[MATERIAL PROVIDED]

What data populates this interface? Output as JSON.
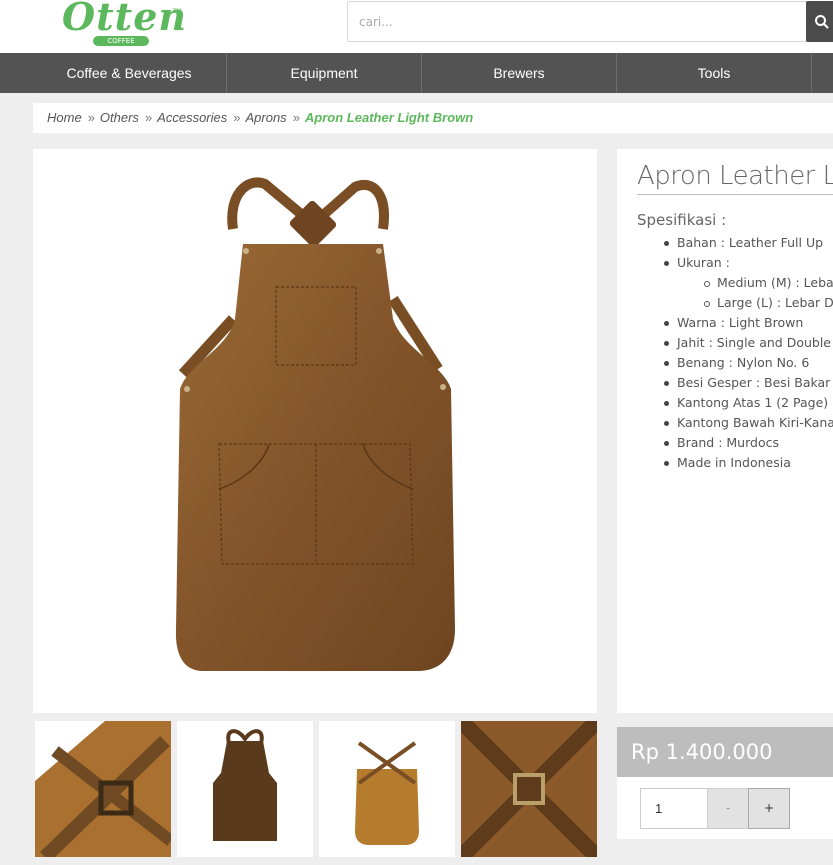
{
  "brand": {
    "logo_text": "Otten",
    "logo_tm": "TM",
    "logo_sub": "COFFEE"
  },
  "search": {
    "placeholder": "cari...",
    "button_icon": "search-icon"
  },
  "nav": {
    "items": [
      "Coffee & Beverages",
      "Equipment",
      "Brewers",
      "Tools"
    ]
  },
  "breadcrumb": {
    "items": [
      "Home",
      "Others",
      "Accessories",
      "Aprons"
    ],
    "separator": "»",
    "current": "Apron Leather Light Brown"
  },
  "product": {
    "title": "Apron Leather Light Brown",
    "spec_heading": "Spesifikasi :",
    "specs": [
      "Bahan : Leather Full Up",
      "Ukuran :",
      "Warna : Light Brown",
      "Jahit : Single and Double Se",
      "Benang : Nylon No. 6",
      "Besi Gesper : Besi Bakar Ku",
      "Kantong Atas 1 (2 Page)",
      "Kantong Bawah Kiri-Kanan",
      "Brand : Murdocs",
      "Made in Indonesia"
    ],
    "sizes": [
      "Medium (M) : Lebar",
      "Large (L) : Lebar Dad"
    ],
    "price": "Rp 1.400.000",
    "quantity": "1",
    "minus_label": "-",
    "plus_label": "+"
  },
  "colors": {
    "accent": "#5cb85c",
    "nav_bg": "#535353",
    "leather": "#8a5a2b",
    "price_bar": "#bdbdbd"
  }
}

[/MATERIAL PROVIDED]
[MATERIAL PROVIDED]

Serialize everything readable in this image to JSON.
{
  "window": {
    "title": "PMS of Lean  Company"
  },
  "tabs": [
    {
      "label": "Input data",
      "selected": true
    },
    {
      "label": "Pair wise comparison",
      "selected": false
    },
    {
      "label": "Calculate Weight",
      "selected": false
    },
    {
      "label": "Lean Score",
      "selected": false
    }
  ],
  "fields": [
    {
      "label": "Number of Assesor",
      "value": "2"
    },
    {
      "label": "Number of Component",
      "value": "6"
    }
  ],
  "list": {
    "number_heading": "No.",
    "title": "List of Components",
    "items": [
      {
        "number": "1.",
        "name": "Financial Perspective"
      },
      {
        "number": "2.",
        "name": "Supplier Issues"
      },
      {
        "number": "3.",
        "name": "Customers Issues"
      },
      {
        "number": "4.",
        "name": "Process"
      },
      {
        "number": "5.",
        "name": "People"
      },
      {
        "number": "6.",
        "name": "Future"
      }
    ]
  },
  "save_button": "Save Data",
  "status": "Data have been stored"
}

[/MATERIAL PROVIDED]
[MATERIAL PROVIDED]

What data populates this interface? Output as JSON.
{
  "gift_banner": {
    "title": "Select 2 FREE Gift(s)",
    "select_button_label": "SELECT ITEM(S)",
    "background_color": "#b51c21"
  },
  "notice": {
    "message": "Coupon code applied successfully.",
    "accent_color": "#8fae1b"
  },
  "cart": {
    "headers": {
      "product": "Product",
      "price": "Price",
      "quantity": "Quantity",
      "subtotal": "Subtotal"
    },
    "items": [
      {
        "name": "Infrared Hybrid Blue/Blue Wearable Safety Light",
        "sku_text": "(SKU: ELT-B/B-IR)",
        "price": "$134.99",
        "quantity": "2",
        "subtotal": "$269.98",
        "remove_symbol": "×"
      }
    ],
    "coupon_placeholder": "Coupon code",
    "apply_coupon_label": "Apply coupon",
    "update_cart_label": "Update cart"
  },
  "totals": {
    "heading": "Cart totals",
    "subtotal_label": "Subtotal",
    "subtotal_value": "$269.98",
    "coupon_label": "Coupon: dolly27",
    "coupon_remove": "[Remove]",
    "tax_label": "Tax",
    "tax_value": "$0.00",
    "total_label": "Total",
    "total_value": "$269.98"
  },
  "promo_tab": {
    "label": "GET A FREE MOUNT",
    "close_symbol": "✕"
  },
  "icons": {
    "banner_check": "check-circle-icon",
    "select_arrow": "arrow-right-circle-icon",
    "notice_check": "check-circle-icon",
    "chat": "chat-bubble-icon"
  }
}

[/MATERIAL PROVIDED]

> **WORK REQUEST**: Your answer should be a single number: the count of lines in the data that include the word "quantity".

> **RESULT BELOW**: 3